DATASET RECORDS
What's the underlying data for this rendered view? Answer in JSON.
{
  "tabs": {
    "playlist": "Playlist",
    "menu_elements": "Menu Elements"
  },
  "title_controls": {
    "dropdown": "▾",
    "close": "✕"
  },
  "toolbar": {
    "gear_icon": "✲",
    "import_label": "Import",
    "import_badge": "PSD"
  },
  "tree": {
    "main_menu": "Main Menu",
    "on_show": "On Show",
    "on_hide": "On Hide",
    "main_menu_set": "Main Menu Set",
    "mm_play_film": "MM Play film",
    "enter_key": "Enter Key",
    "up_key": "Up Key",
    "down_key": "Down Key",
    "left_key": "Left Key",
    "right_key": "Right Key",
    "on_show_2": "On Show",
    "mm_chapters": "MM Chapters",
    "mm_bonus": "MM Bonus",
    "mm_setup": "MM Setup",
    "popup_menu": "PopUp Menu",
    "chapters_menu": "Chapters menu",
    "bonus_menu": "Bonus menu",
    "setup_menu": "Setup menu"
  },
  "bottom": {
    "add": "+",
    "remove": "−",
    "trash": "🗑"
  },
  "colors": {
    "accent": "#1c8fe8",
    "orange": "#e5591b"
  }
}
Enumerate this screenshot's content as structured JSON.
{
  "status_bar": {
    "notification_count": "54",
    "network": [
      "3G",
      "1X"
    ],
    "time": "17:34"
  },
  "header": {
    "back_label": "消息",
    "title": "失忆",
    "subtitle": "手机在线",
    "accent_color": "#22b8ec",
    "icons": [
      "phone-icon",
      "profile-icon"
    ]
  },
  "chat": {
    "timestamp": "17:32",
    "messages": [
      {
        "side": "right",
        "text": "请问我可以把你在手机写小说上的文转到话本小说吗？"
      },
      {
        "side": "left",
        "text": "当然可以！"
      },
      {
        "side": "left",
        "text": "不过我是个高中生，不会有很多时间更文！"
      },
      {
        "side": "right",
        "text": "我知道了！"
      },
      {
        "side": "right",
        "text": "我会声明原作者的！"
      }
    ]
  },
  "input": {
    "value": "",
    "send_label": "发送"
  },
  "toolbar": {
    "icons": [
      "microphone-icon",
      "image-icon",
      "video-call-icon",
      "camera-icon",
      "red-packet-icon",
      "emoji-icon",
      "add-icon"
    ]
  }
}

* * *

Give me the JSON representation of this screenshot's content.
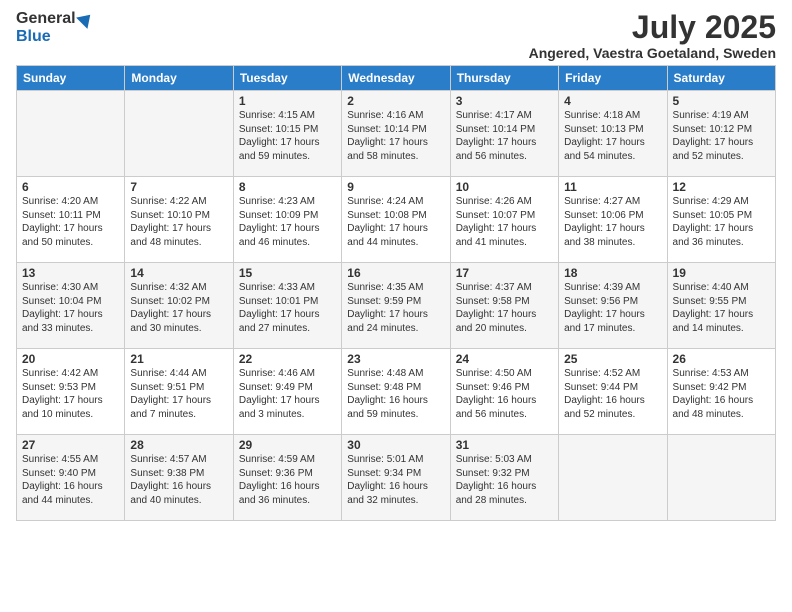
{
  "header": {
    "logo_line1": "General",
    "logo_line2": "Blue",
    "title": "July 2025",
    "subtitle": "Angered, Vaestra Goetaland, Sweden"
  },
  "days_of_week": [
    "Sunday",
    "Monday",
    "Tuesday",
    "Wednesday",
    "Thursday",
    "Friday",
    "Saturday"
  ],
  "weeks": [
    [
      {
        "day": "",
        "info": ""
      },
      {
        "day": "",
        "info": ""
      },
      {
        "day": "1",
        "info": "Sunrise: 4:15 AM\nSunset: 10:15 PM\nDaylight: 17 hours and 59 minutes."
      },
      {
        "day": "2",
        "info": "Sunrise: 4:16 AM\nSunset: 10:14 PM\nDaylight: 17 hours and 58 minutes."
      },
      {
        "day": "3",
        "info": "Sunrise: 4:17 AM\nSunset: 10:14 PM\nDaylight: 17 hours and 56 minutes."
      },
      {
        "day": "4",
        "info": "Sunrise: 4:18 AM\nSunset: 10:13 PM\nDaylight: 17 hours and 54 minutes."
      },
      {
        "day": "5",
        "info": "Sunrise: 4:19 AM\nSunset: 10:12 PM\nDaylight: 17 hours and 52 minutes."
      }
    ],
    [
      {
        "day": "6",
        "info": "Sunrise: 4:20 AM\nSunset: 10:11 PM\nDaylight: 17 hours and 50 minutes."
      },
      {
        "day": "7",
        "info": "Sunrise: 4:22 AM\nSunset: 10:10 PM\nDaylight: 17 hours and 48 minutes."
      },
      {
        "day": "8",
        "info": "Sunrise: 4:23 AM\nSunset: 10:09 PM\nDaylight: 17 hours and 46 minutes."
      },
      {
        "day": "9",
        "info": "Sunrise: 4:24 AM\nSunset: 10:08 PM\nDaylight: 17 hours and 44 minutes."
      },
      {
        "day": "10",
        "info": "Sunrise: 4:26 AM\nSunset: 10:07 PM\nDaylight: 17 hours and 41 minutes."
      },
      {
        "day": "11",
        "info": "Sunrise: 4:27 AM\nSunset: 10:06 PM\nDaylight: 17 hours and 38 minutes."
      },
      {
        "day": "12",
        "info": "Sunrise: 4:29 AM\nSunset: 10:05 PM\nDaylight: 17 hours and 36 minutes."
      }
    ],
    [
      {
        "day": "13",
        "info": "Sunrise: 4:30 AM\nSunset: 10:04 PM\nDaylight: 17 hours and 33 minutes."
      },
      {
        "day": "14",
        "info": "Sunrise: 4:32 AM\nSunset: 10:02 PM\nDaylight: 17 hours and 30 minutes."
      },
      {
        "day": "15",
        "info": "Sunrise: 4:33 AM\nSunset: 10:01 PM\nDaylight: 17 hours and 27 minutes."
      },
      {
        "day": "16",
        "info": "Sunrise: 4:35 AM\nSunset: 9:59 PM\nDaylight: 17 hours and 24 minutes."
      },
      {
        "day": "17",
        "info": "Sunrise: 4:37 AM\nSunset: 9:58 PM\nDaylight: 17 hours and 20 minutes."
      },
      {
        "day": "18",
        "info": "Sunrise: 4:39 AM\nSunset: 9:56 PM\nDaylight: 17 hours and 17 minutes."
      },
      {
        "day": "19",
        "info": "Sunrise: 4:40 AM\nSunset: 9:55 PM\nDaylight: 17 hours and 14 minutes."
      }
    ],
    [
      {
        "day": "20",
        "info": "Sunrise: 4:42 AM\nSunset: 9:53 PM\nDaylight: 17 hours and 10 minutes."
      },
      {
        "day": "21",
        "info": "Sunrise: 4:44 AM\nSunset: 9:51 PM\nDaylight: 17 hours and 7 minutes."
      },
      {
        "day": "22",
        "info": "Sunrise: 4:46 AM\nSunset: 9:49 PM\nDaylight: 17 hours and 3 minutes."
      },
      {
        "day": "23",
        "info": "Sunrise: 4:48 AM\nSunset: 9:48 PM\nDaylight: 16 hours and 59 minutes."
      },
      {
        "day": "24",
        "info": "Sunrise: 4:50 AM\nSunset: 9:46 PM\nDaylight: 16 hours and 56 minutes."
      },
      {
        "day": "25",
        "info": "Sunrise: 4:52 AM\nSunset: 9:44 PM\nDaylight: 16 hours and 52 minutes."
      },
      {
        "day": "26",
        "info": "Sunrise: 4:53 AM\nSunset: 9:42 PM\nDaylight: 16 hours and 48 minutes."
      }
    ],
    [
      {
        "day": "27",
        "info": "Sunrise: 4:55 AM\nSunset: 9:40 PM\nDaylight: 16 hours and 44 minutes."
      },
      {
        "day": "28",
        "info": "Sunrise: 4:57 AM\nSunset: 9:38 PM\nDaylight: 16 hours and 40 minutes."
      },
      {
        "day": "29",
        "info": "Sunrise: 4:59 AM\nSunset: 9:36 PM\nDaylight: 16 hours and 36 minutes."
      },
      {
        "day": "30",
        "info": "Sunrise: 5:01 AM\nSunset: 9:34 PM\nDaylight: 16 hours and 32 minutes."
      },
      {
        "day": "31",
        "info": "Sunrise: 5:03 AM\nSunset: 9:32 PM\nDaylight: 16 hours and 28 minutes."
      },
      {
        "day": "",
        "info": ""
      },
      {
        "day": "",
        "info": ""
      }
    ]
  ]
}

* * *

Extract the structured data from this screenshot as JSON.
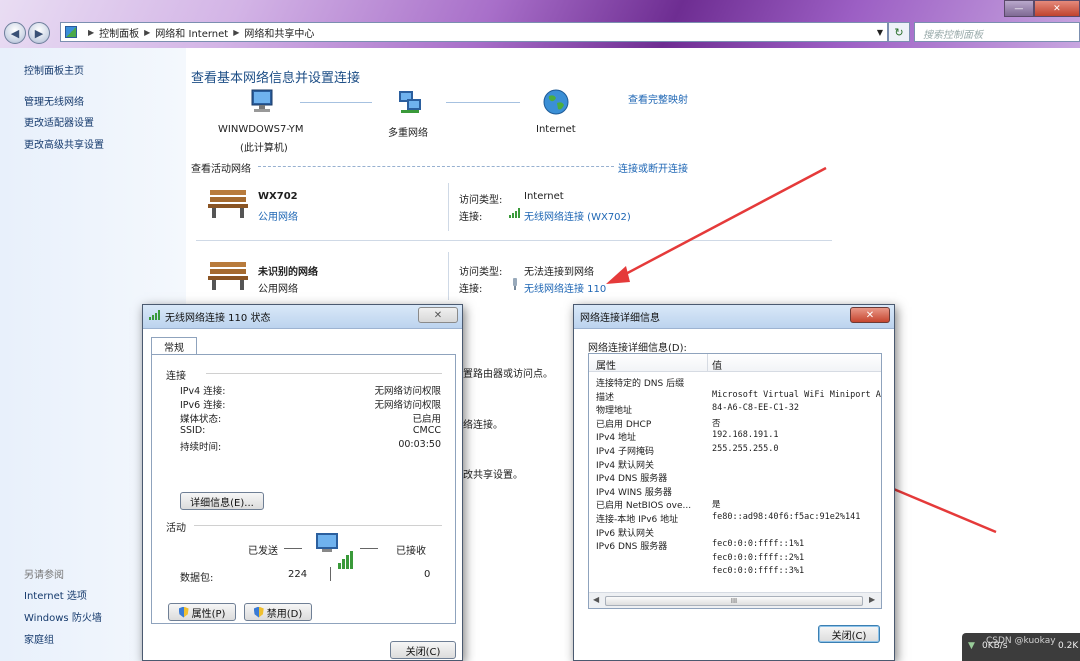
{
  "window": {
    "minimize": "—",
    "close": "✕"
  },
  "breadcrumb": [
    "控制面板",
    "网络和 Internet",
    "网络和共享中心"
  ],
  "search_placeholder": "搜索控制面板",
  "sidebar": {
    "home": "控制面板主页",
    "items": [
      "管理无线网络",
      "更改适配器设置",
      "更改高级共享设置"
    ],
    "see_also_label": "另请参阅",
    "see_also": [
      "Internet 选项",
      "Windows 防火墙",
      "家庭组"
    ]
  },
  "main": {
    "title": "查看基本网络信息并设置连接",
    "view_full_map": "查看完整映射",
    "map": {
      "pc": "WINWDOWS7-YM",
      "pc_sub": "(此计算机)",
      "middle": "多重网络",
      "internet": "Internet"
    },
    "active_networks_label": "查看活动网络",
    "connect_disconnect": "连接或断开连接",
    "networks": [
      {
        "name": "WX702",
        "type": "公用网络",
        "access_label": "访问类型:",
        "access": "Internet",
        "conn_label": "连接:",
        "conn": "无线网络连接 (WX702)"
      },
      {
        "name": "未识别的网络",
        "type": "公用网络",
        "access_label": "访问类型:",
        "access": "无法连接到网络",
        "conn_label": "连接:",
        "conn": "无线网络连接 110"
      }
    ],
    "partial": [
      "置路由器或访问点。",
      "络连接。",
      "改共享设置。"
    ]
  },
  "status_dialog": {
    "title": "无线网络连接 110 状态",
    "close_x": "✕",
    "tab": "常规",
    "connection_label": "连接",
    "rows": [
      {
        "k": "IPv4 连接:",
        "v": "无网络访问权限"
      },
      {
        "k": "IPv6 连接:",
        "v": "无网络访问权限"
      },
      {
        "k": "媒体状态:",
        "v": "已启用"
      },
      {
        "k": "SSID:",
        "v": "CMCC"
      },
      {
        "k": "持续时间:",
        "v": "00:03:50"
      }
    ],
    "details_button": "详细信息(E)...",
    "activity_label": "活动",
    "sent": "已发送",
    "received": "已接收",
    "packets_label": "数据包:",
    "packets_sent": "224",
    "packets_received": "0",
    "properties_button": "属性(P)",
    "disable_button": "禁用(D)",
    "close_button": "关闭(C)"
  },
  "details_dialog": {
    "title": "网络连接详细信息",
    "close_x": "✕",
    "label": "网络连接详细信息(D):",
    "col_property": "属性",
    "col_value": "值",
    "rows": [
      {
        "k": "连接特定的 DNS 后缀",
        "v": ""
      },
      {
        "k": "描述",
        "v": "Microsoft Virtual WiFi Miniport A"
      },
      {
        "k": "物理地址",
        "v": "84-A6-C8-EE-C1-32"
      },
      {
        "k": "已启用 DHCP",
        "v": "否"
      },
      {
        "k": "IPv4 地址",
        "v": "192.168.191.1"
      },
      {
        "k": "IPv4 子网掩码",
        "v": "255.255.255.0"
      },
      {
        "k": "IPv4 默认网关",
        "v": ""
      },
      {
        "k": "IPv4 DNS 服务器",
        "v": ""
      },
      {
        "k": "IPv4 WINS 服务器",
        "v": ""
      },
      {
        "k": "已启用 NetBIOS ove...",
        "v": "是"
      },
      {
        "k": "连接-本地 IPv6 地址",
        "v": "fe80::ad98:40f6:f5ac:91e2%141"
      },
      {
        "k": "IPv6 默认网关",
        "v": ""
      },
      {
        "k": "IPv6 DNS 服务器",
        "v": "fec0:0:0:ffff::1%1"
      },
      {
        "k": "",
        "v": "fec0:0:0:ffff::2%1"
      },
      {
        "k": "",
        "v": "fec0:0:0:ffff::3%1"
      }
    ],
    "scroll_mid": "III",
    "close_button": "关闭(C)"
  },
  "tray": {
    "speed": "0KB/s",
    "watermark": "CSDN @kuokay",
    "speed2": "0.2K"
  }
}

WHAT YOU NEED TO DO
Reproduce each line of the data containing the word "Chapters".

WRITTEN ANSWER
    "mm_chapters": "MM Chapters",
    "chapters_menu": "Chapters menu",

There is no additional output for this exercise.